[Data records]
<<<<

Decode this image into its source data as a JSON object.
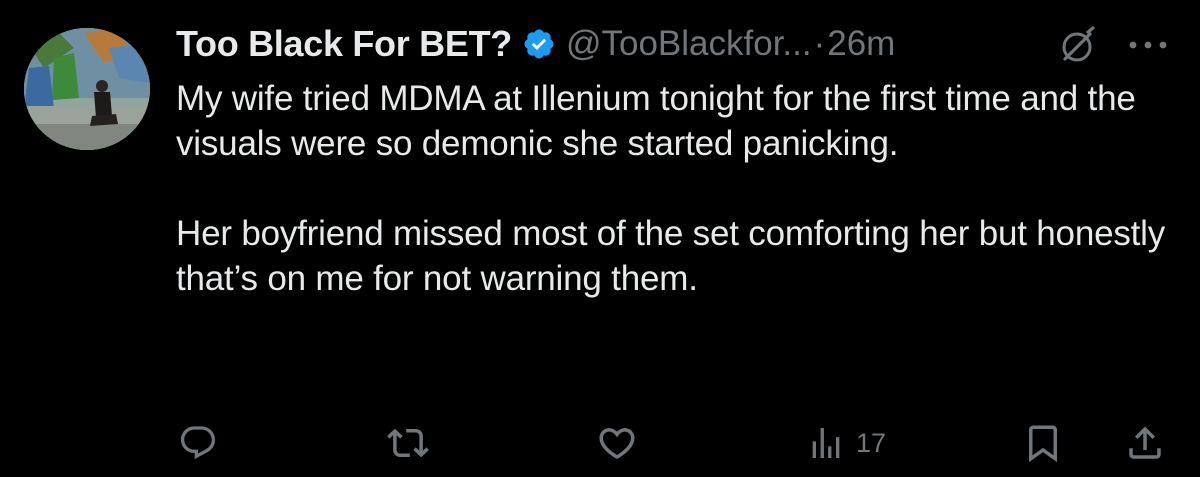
{
  "tweet": {
    "author": {
      "display_name": "Too Black For BET?",
      "handle": "@TooBlackfor...",
      "verified": true,
      "verified_color": "#1d9bf0"
    },
    "separator": "·",
    "time": "26m",
    "body": {
      "paragraph1": "My wife tried MDMA at Illenium tonight for the first time and the visuals were so demonic she started panicking.",
      "paragraph2": "Her boyfriend missed most of the set comforting her but honestly that’s on me for not warning them."
    },
    "actions": {
      "reply_icon": "reply-icon",
      "retweet_icon": "retweet-icon",
      "like_icon": "heart-icon",
      "views_icon": "analytics-icon",
      "views_count": "17",
      "bookmark_icon": "bookmark-icon",
      "share_icon": "share-icon"
    },
    "header_icons": [
      "grok-icon",
      "more-icon"
    ]
  },
  "colors": {
    "background": "#000000",
    "primary_text": "#e7e9ea",
    "secondary_text": "#71767b"
  }
}
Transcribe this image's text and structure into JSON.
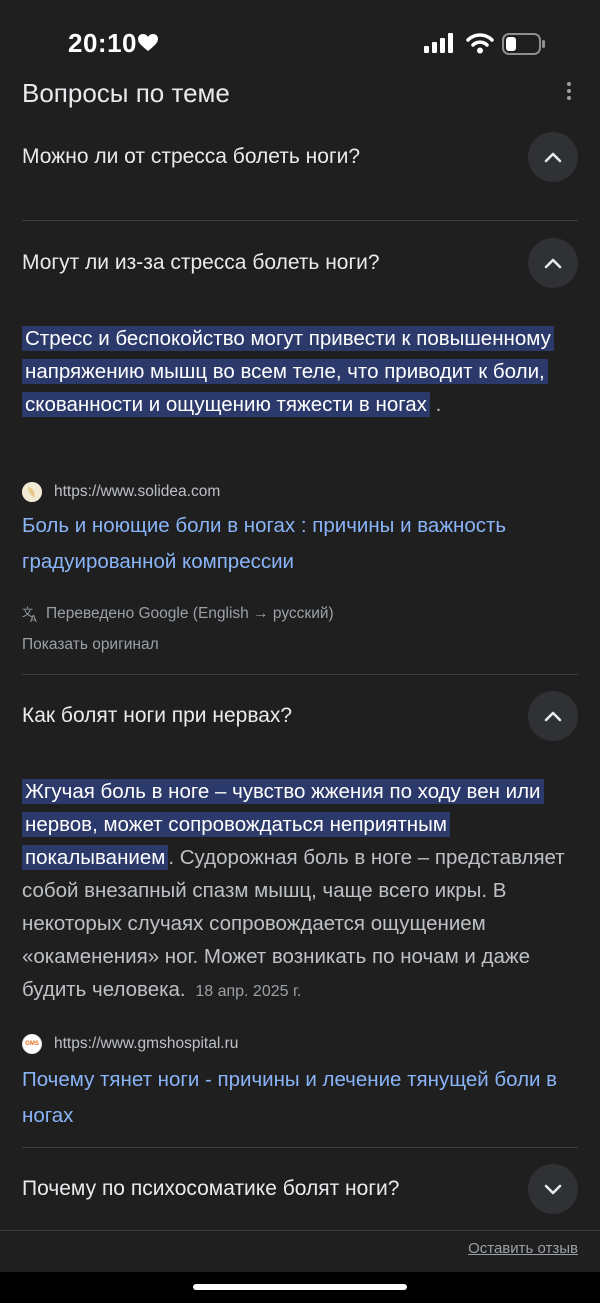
{
  "status_bar": {
    "time": "20:10"
  },
  "section": {
    "title": "Вопросы по теме"
  },
  "questions": [
    {
      "text": "Можно ли от стресса болеть ноги?",
      "state": "expanded"
    },
    {
      "text": "Могут ли из-за стресса болеть ноги?",
      "state": "expanded",
      "answer_highlight": "Стресс и беспокойство могут привести к повышенному напряжению мышц во всем теле, что приводит к боли, скованности и ощущению тяжести в ногах",
      "answer_rest": " .",
      "source_url": "https://www.solidea.com",
      "link_title": "Боль и ноющие боли в ногах : причины и важность градуированной компрессии",
      "translated_note": "Переведено Google (English → русский)",
      "show_original": "Показать оригинал"
    },
    {
      "text": "Как болят ноги при нервах?",
      "state": "expanded",
      "answer_highlight": "Жгучая боль в ноге – чувство жжения по ходу вен или нервов, может сопровождаться неприятным покалыванием",
      "answer_rest": ". Судорожная боль в ноге – представляет собой внезапный спазм мышц, чаще всего икры. В некоторых случаях сопровождается ощущением «окаменения» ног. Может возникать по ночам и даже будить человека.",
      "date": "18 апр. 2025 г.",
      "source_url": "https://www.gmshospital.ru",
      "source_favicon_text": "GMS",
      "link_title": "Почему тянет ноги - причины и лечение тянущей боли в ногах"
    },
    {
      "text": "Почему по психосоматике болят ноги?",
      "state": "collapsed"
    }
  ],
  "footer": {
    "feedback": "Оставить отзыв"
  },
  "colors": {
    "background": "#1f1f1f",
    "highlight": "#2c3a6b",
    "link": "#8ab4f8",
    "chip": "#303134"
  }
}
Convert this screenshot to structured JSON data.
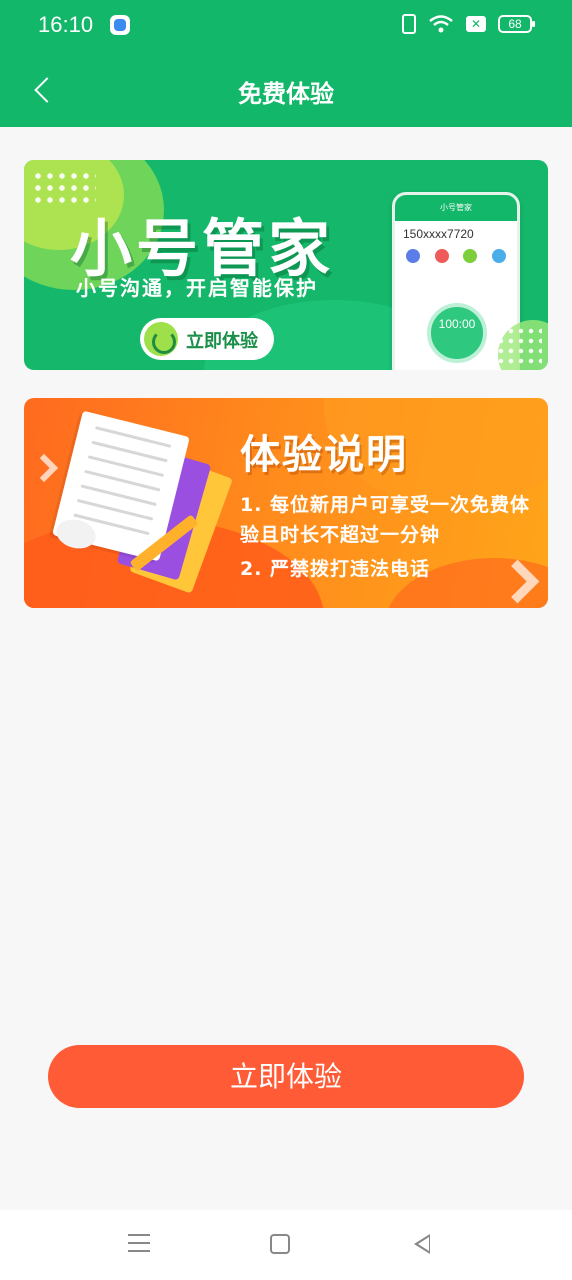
{
  "status_bar": {
    "time": "16:10",
    "battery": "68",
    "icons": [
      "app-notification-icon",
      "vibrate-icon",
      "wifi-icon",
      "sim-icon",
      "battery-icon"
    ]
  },
  "nav": {
    "title": "免费体验",
    "back_icon": "chevron-left-icon"
  },
  "banner_product": {
    "title": "小号管家",
    "subtitle": "小号沟通，开启智能保护",
    "button_label": "立即体验",
    "phone": {
      "header": "小号管家",
      "number": "150xxxx7720",
      "remaining_time": "100:00"
    }
  },
  "banner_info": {
    "title": "体验说明",
    "rules": [
      "1. 每位新用户可享受一次免费体",
      "验且时长不超过一分钟",
      "2. 严禁拨打违法电话"
    ]
  },
  "cta": {
    "label": "立即体验"
  },
  "colors": {
    "brand_green": "#12b76a",
    "cta_orange": "#ff5b36",
    "banner_orange": "#ff8a1c"
  }
}
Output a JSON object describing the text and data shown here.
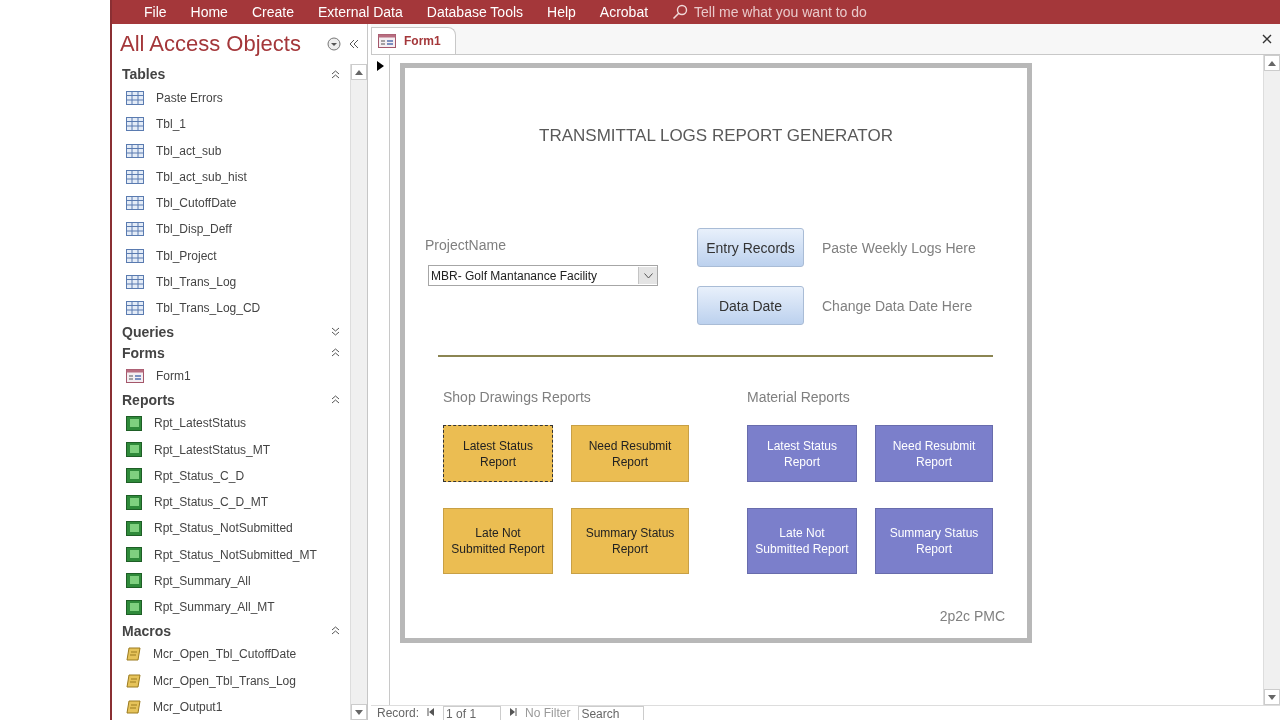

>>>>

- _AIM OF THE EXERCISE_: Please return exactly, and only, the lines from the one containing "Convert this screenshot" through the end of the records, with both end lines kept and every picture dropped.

- _SOLUTION_:
Convert this screenshot to structured JSON data.
{
  "status_bar": {
    "time": "16:10",
    "battery": "68",
    "icons": [
      "app-notification-icon",
      "vibrate-icon",
      "wifi-icon",
      "sim-icon",
      "battery-icon"
    ]
  },
  "nav": {
    "title": "免费体验",
    "back_icon": "chevron-left-icon"
  },
  "banner_product": {
    "title": "小号管家",
    "subtitle": "小号沟通，开启智能保护",
    "button_label": "立即体验",
    "phone": {
      "header": "小号管家",
      "number": "150xxxx7720",
      "remaining_time": "100:00"
    }
  },
  "banner_info": {
    "title": "体验说明",
    "rules": [
      "1. 每位新用户可享受一次免费体",
      "验且时长不超过一分钟",
      "2. 严禁拨打违法电话"
    ]
  },
  "cta": {
    "label": "立即体验"
  },
  "colors": {
    "brand_green": "#12b76a",
    "cta_orange": "#ff5b36",
    "banner_orange": "#ff8a1c"
  }
}
Output a JSON object describing the text and data shown here.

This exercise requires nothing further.